According to a new ballot measure that recently earned a sport on California’s 2020 ballot, some provisions in previous initiatives aimed at reducing incarceration rates and structuring less-severe penalties would be rolled back. For example, the proposed imitative would address matters such as:
- Proposition 47 – In 2014, California voters approved Prop 47, which reduced a number of felony level charges to misdemeanors. This includes theft cases involving stolen property valued at less than $950. Under the new initiative, however, that policy would change to make thefts between $250 and $950 felonies.
- Proposition 57 – The new ballot measure would also roll back some key provisions under Prop 57, passed in 2016 to allow for early release for non-violent offenders, to expand the list of crimes considered violent felonies.
- DNA Collection – The new initiative also calls for changes to a state law that eliminated the collection of DNA in certain theft and drug crime cases, and would allow more probation revocations by requiring repeat offenders to appear before a judge.
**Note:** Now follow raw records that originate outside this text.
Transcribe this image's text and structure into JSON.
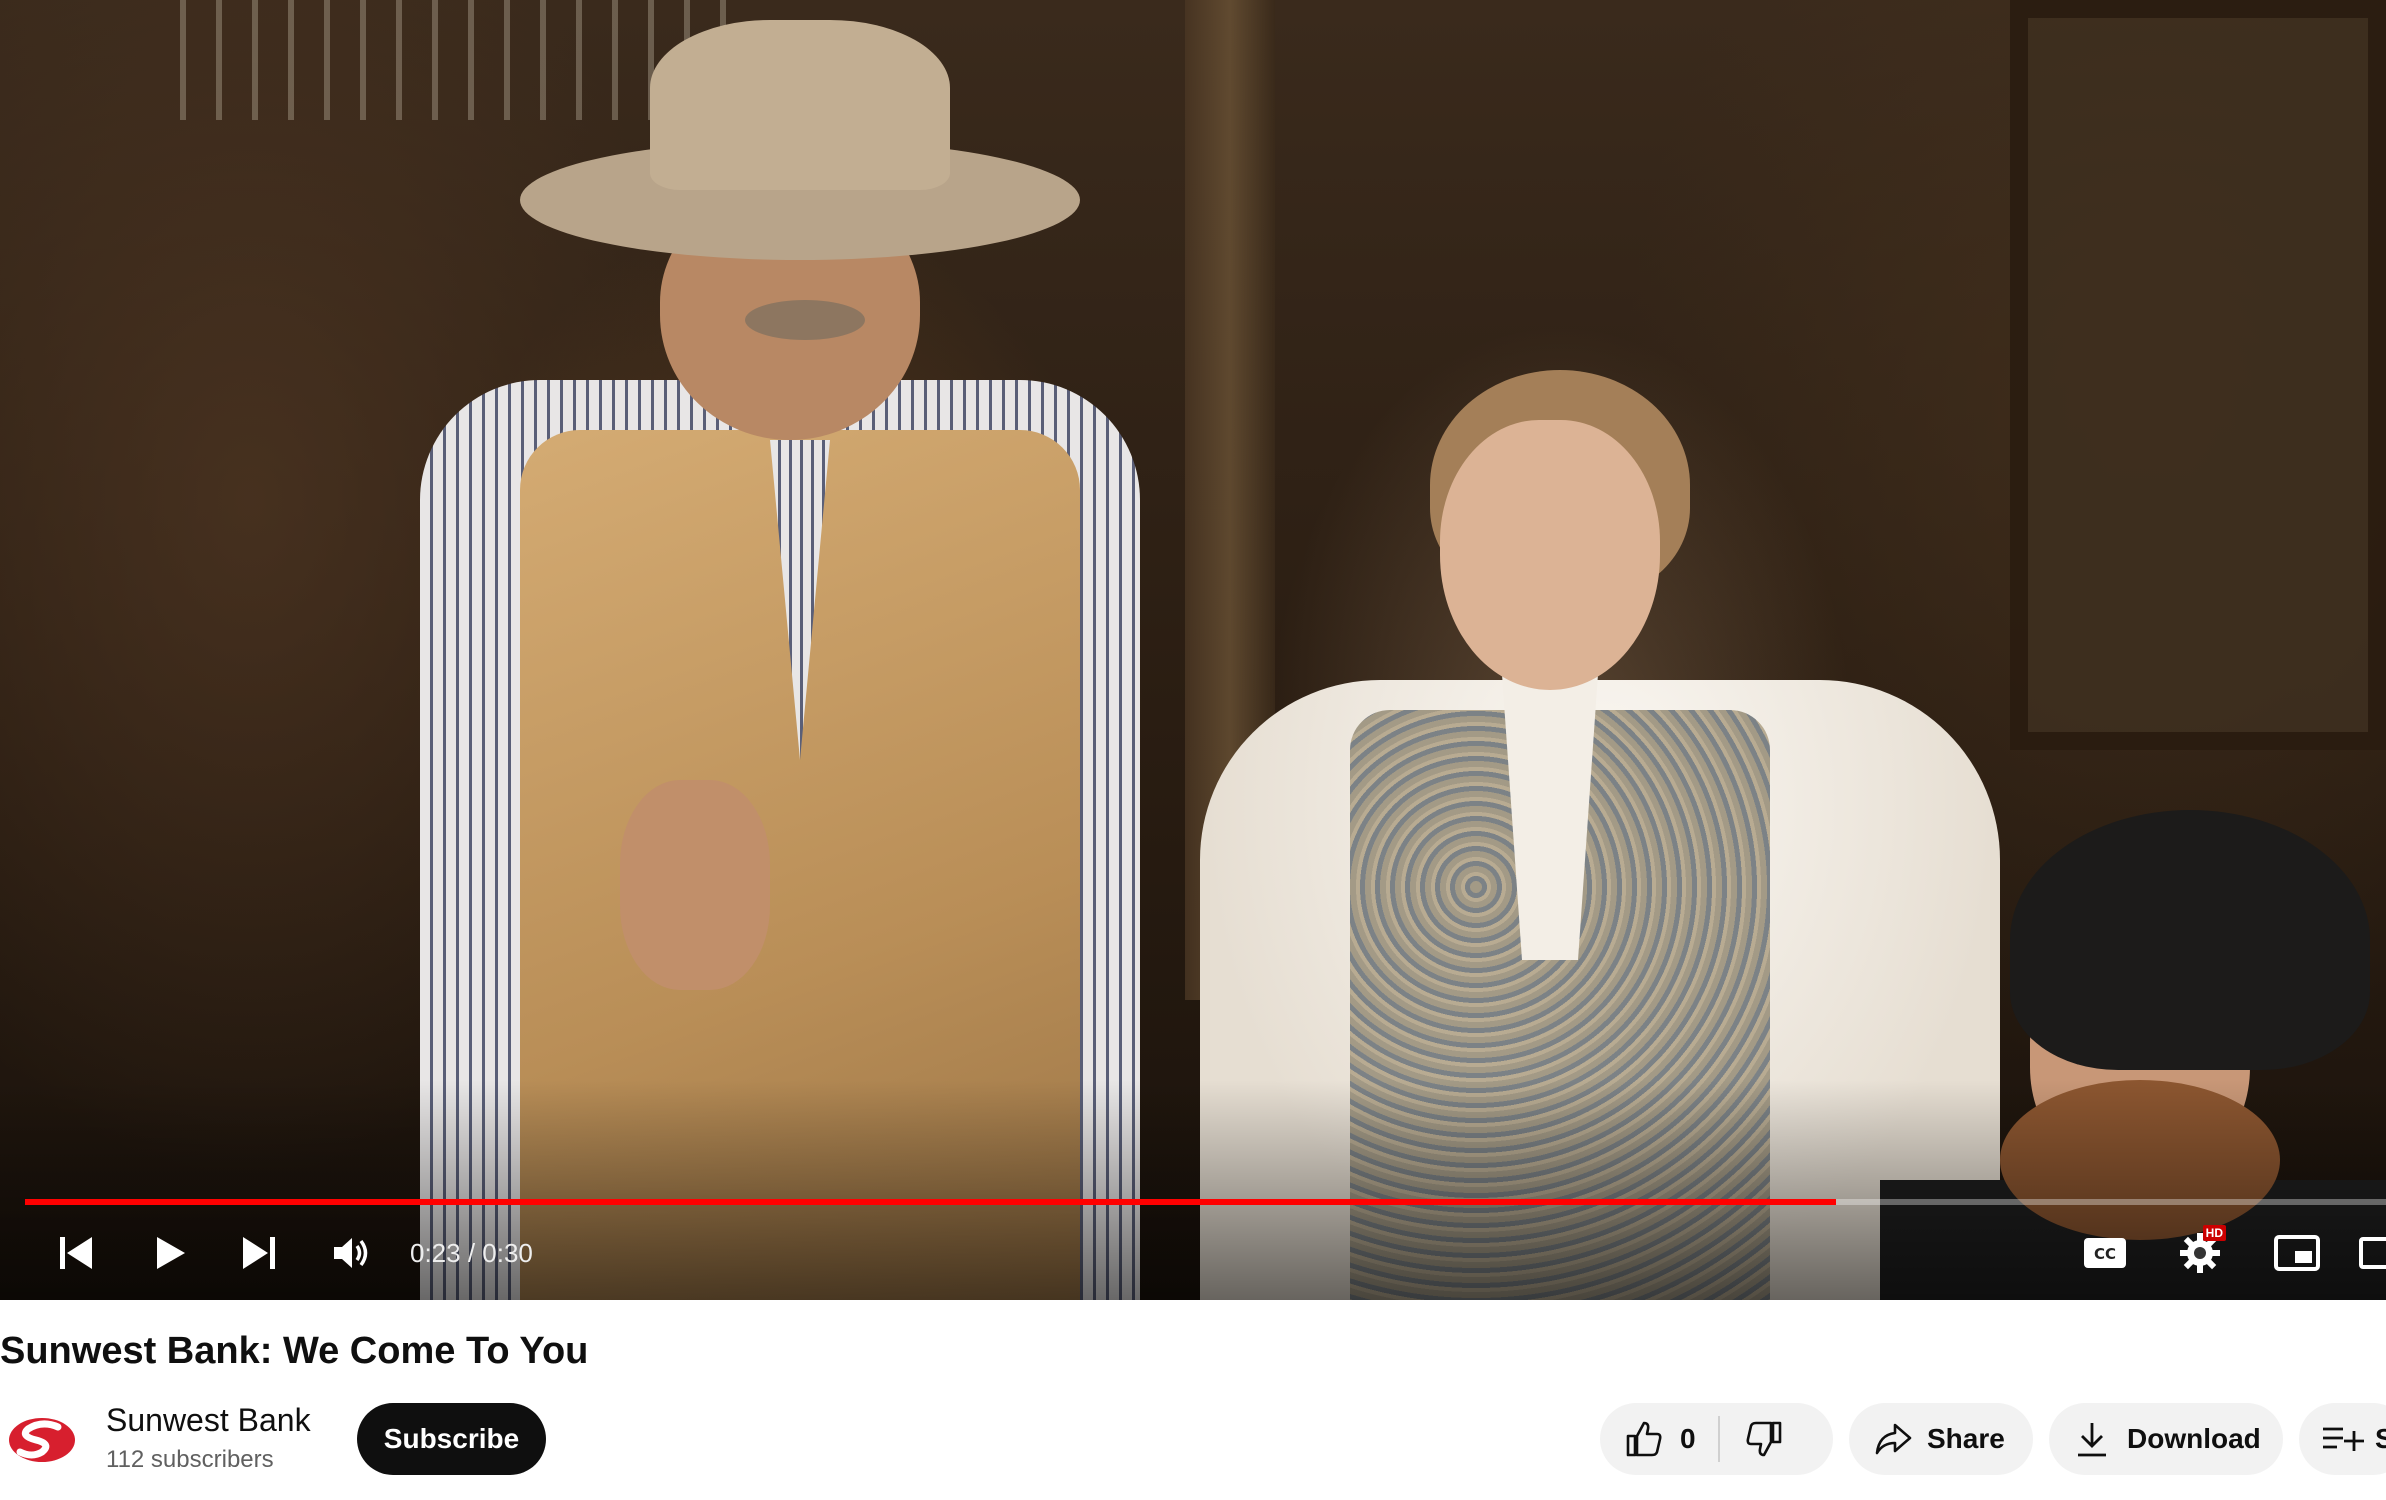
{
  "video": {
    "current_time": "0:23",
    "duration": "0:30",
    "progress_fraction": 0.767,
    "accent_color": "#ff0000",
    "hd_badge": "HD",
    "controls": {
      "previous_icon": "skip-previous-icon",
      "play_icon": "play-icon",
      "next_icon": "skip-next-icon",
      "volume_icon": "volume-icon",
      "captions_icon": "closed-captions-icon",
      "settings_icon": "gear-icon",
      "miniplayer_icon": "miniplayer-icon",
      "theater_icon": "theater-mode-icon"
    }
  },
  "title": "Sunwest Bank: We Come To You",
  "channel": {
    "name": "Sunwest Bank",
    "subscribers": "112 subscribers",
    "logo_color": "#d71f2e",
    "subscribe_label": "Subscribe"
  },
  "actions": {
    "like_count": "0",
    "share_label": "Share",
    "download_label": "Download",
    "save_label": "S",
    "icons": {
      "like": "thumbs-up-icon",
      "dislike": "thumbs-down-icon",
      "share": "share-arrow-icon",
      "download": "download-icon",
      "save": "add-to-playlist-icon"
    }
  }
}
While there is ample debate over the new measure – including opposition from individuals like Governor Jerry Brown, who states that the initiative would undermine a trend toward rehabilitation – the fact remains that it is vital in illustrating just how frequently criminal laws can evolve and change. These changes, while not always agreed upon by voters, are important to individuals who face criminal charges, as well as those who have been charged and convicted of crimes in the past.
At Lessem, Newstat & Tooson, LLP, our Southern California lawyers have earned a reputation for their work in criminal defense. Part of this reputation stems from our ability to obtain successful results in challenging matters, and our focus on always being at the forefront of critical issues, new laws, and shifting trends. No matter the time or laws in place, our firm is always committed to fighting aggressively on behalf of those who have been arrested and charged with a crime.
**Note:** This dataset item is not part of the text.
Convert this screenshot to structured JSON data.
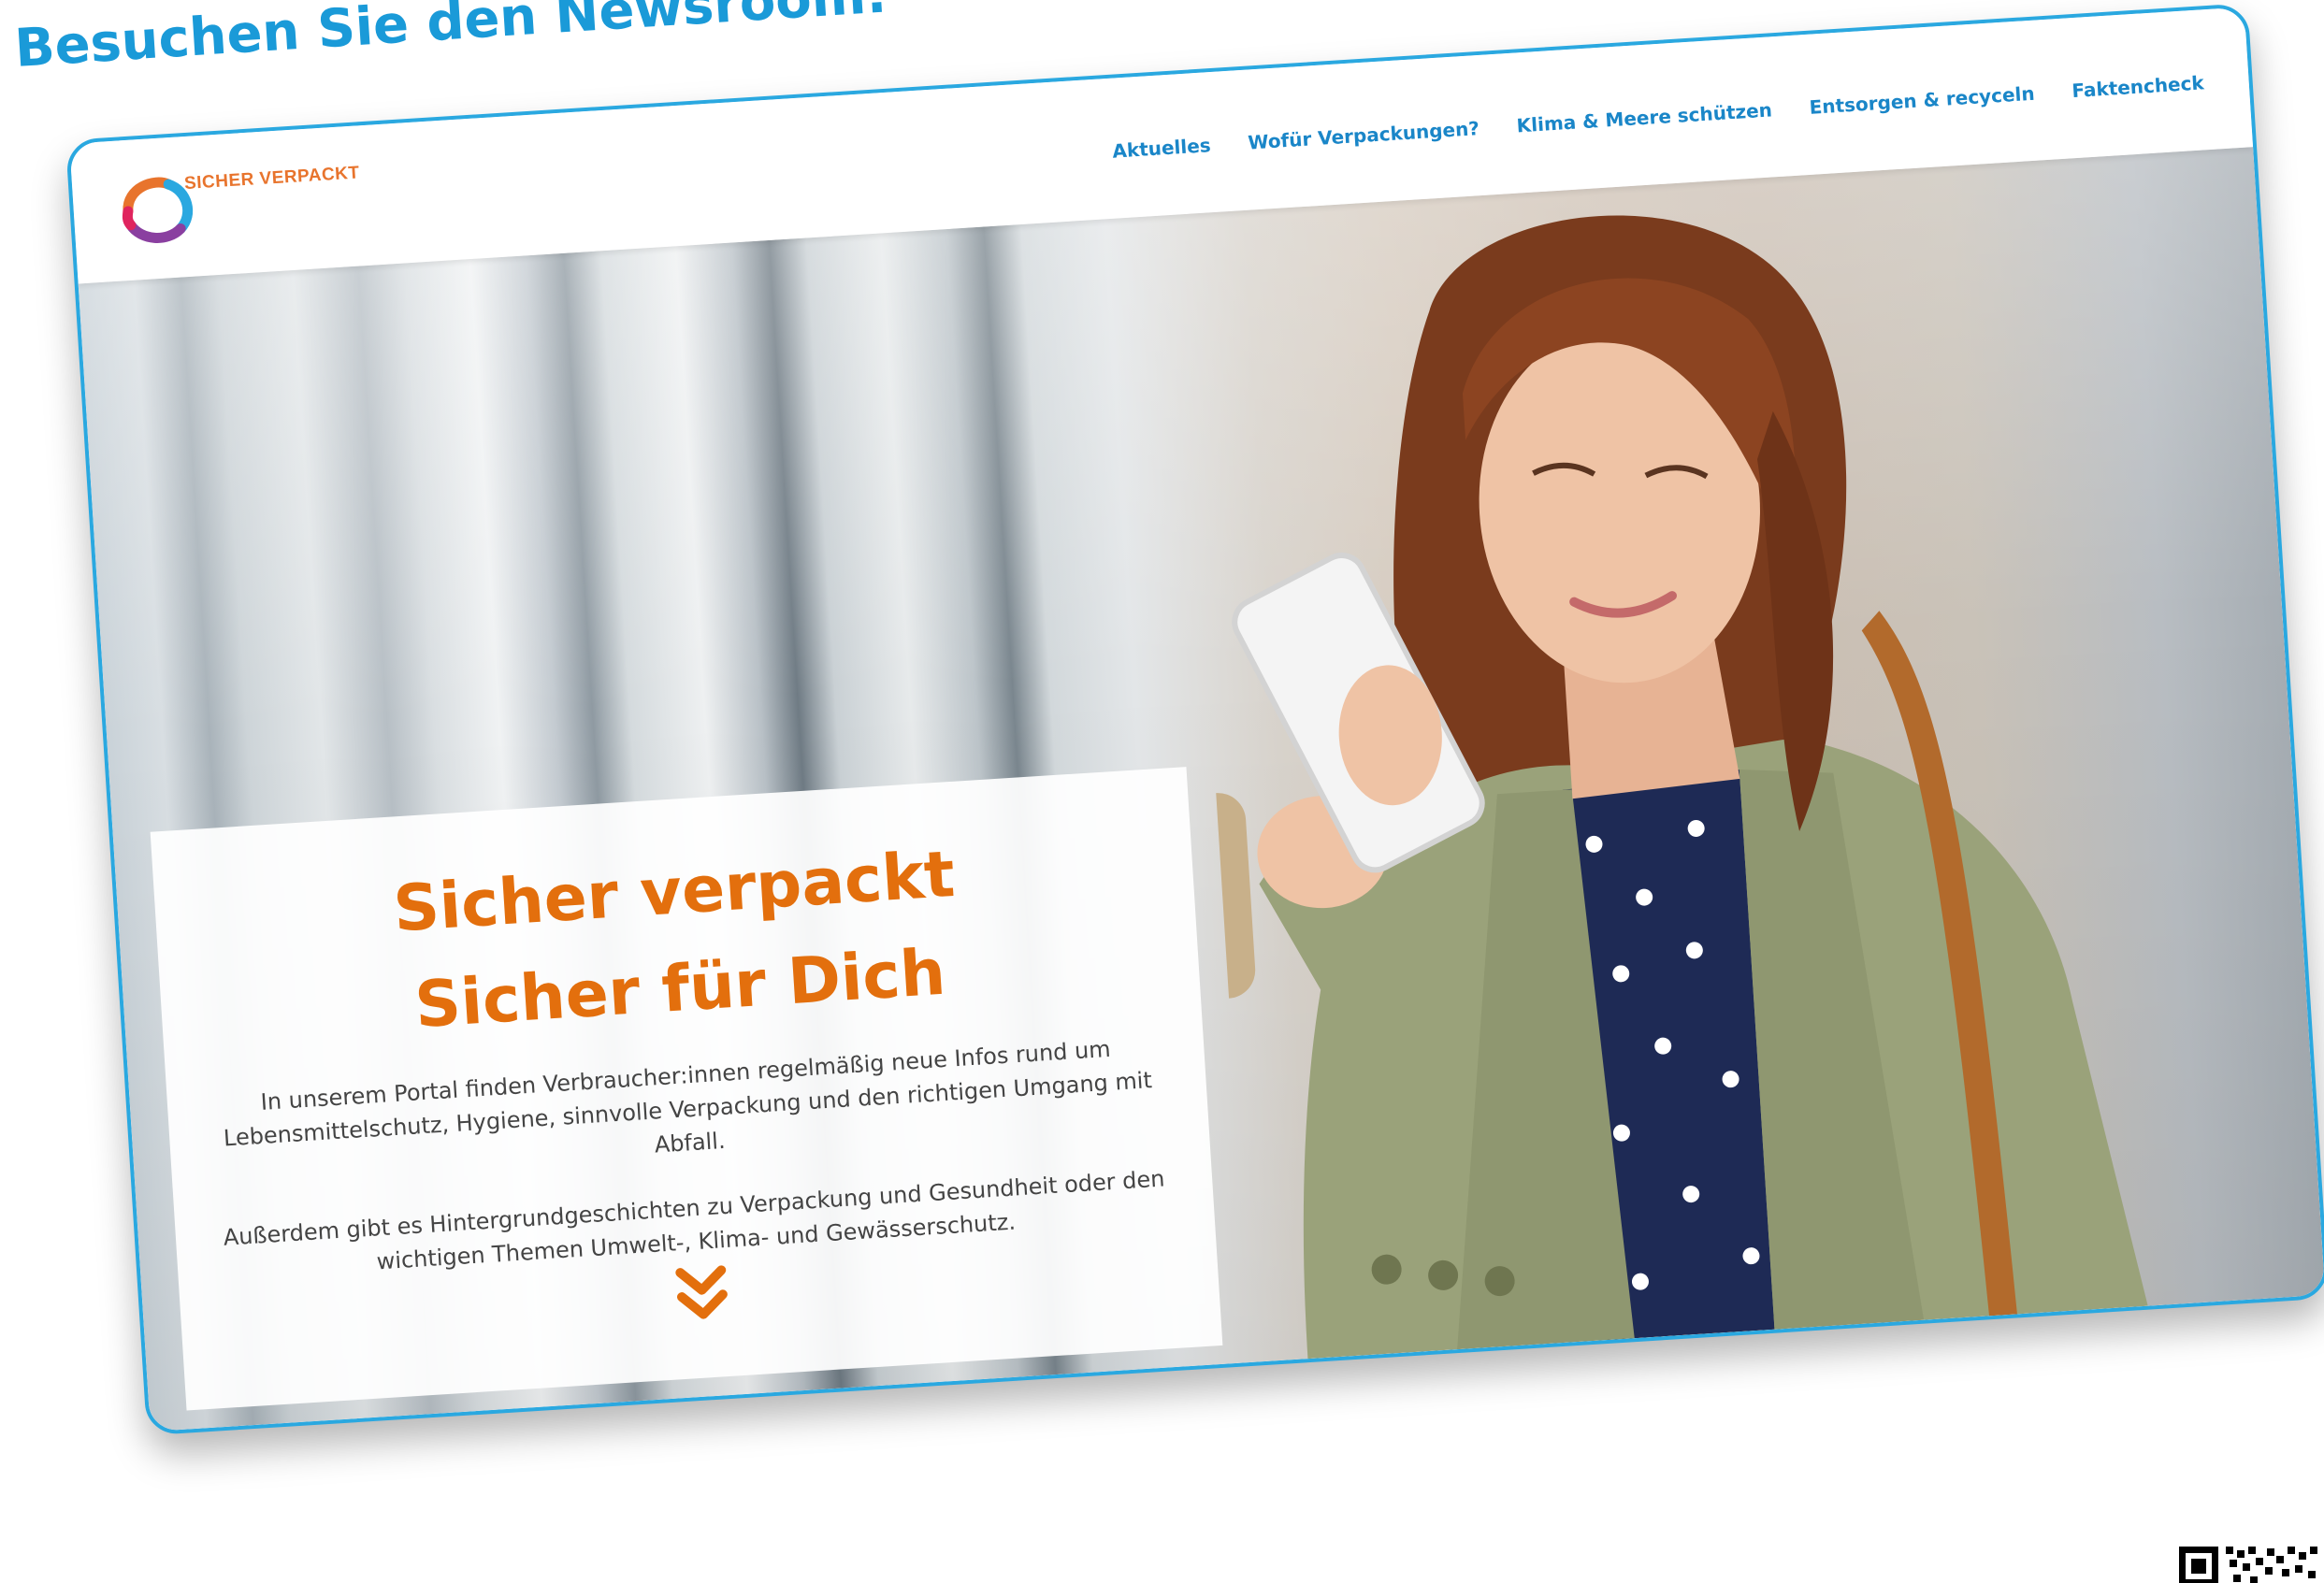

If you have questions about your rights following a criminal allegation, please do not hesitate to contact us for a FREE and confidential consultation. Our legal team is available 24/7 to help!